We had lots of fun learning important details about both Abraham Lincoln and George Washington. In my opinion, it is crucial that learning is fun, especially for my 5 and 6 year old students. Facts about a person who lived a long time ago, can be very boring for a 5 year old. Well, we mixed up important facts with fun and accurate information that kept the students’ attention and interest in the topic discussed.
Two of the projects we made were depictions of the two presidents and one of them had a writing prompt based on the facts we learned.
Here is the project about Abraham Lincoln:

I used and other sources that allowed me to balance factual information that is both interesting and fun. My students enjoyed learning that Lincoln was known as “honest Abe”. We talked about what it means  and how important it is to tell the truth. They especially liked the fact that he – sometimes – carried papers in his big hat! They found that to be very funny!

Here is another version that my students made a couple of years ago:
In my class, we use lots of anchor charts. Kids love them  and I find them very useful!

Here is our version of George Washington:

Kids related to George Washington having dogs throughout his life.  They enjoyed learning that he was an avid reader. They pointed out that he started school at 6 instead of 5 years of age, compared to most of them. Learning is more meaningful when students make connections and find real life value and significance to what is taught.
We looked at real pictures of George Washington and talked about the attire back then and how it is so different from what people wear now.
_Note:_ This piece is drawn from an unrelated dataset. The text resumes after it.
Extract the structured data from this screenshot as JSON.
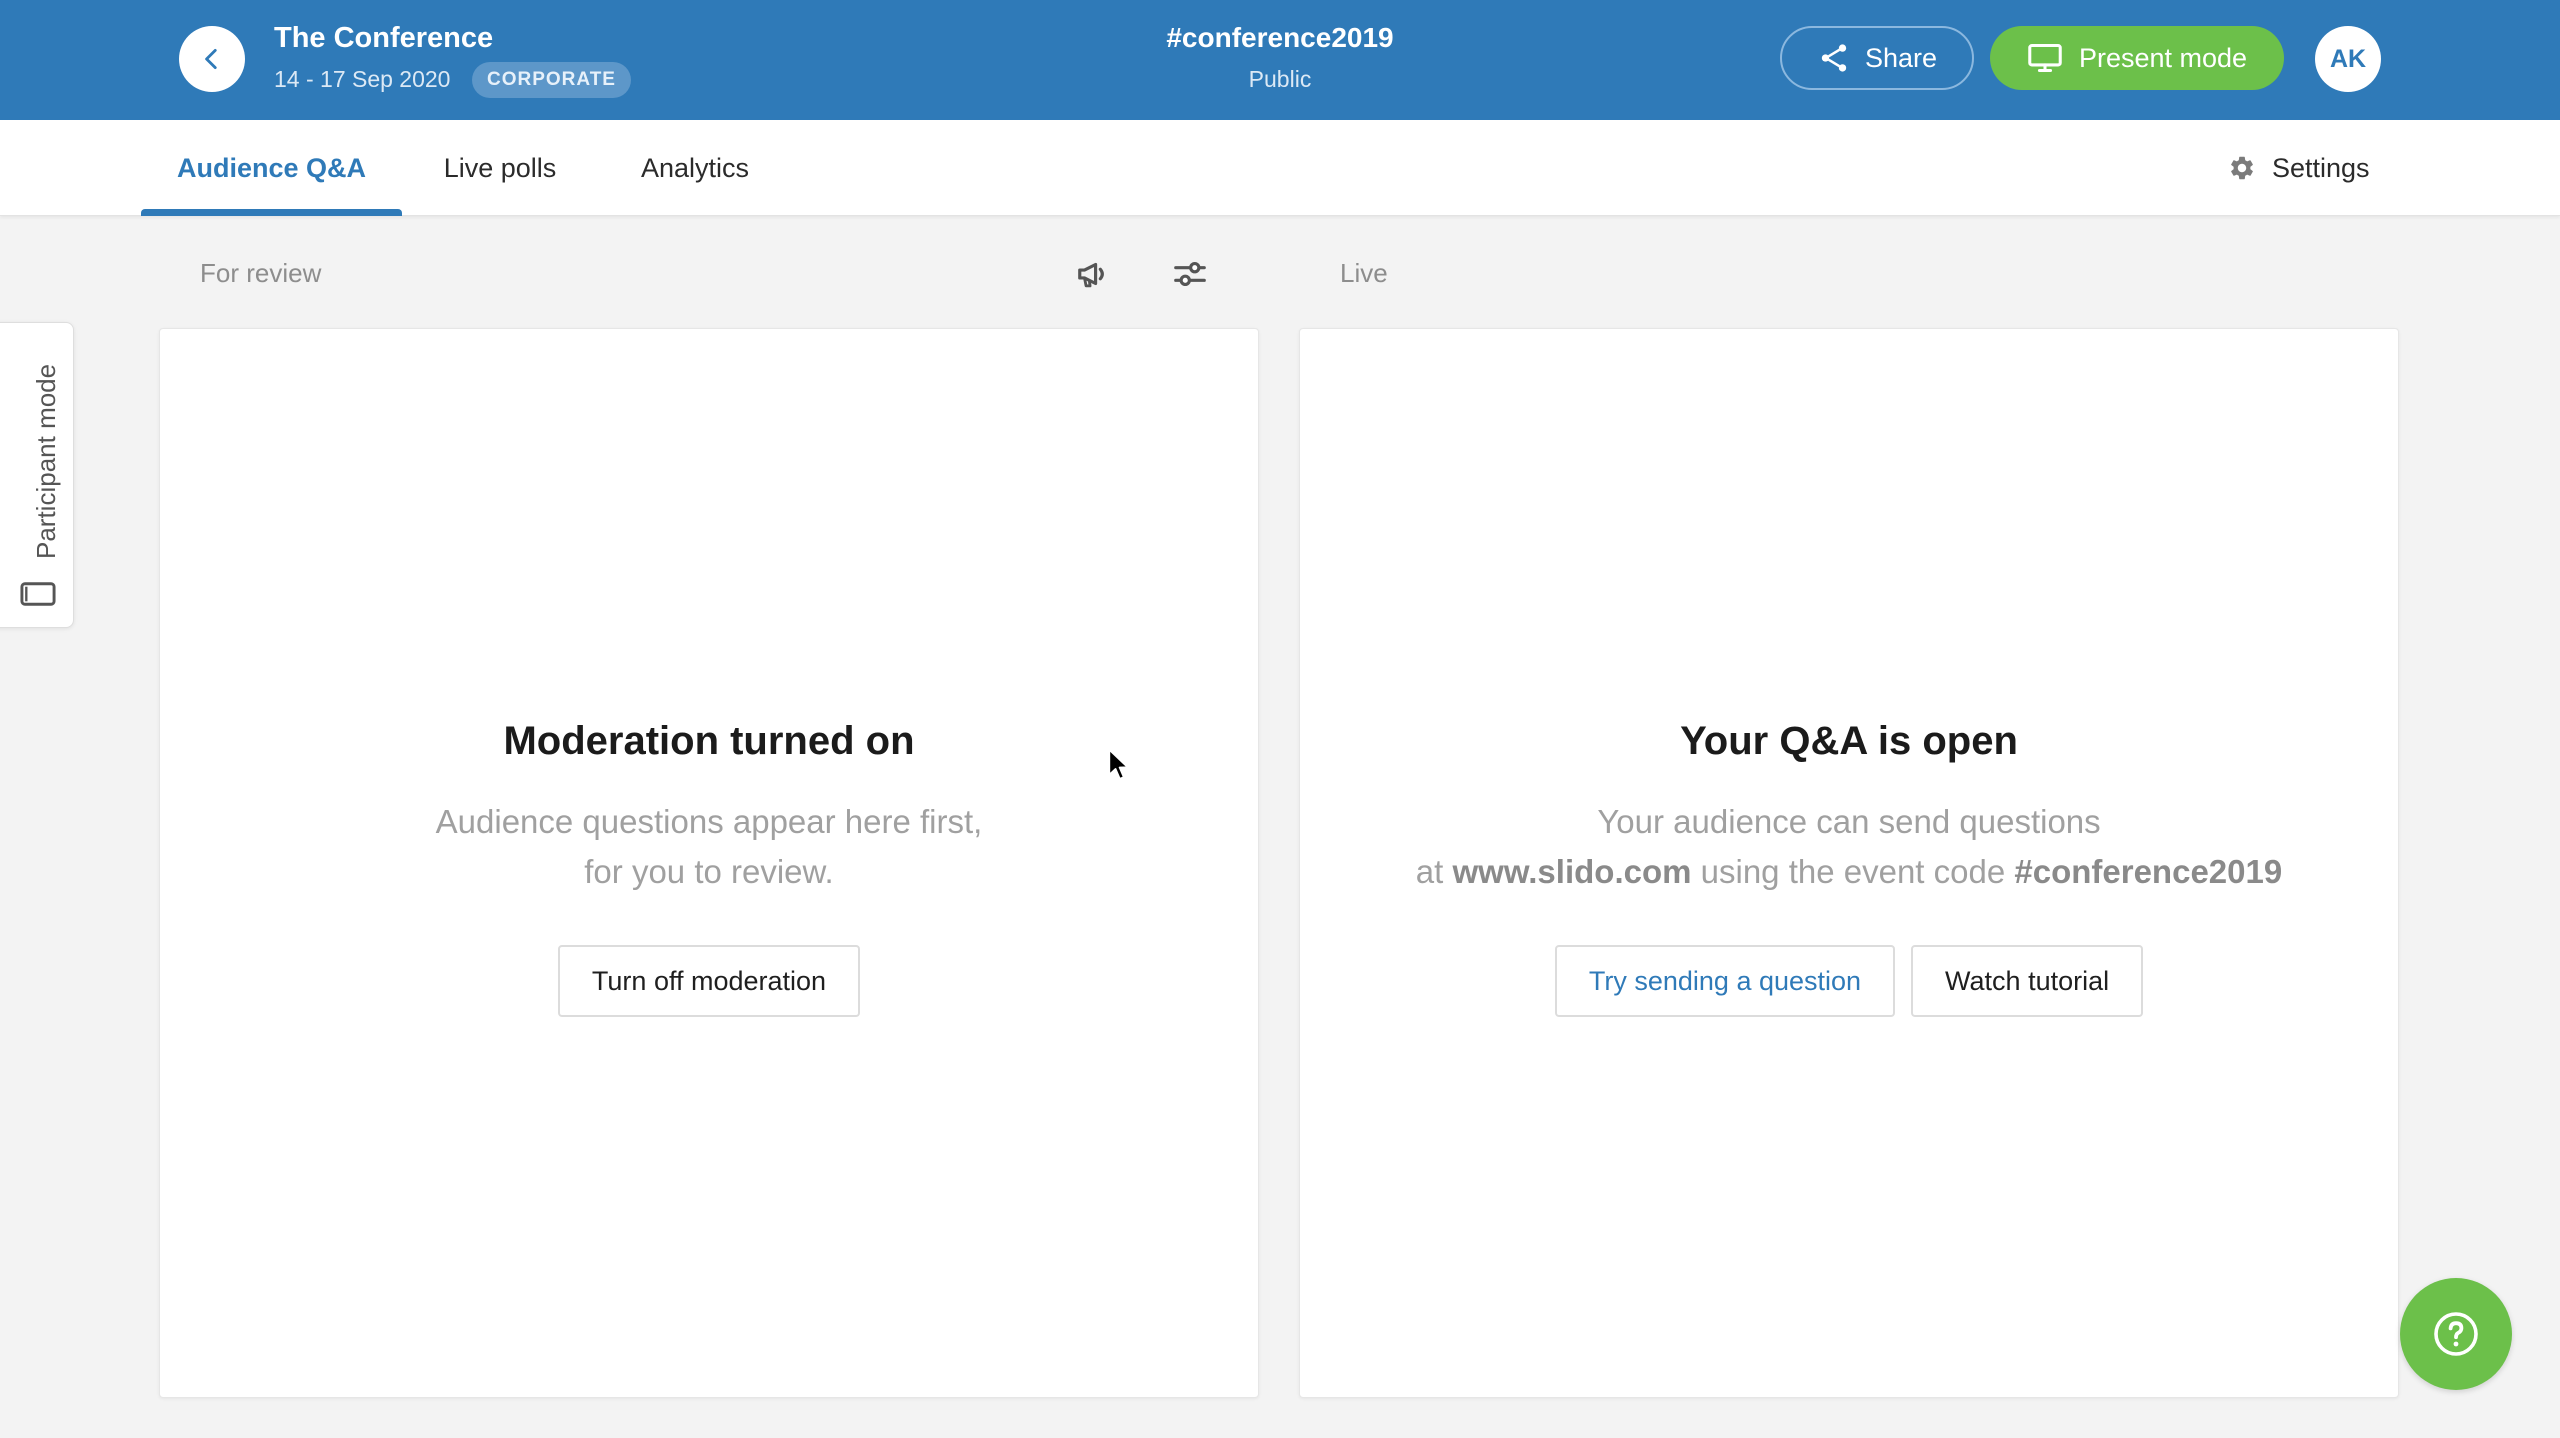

One of my sweet, smart students asked: “How come his uniform isn’t camouflage?“ How super cute and smart was that?!?!?! Loved it!

Check out my product focused on improving reading and writing skills, practicing many mathematical skills, all while learning about Presidents!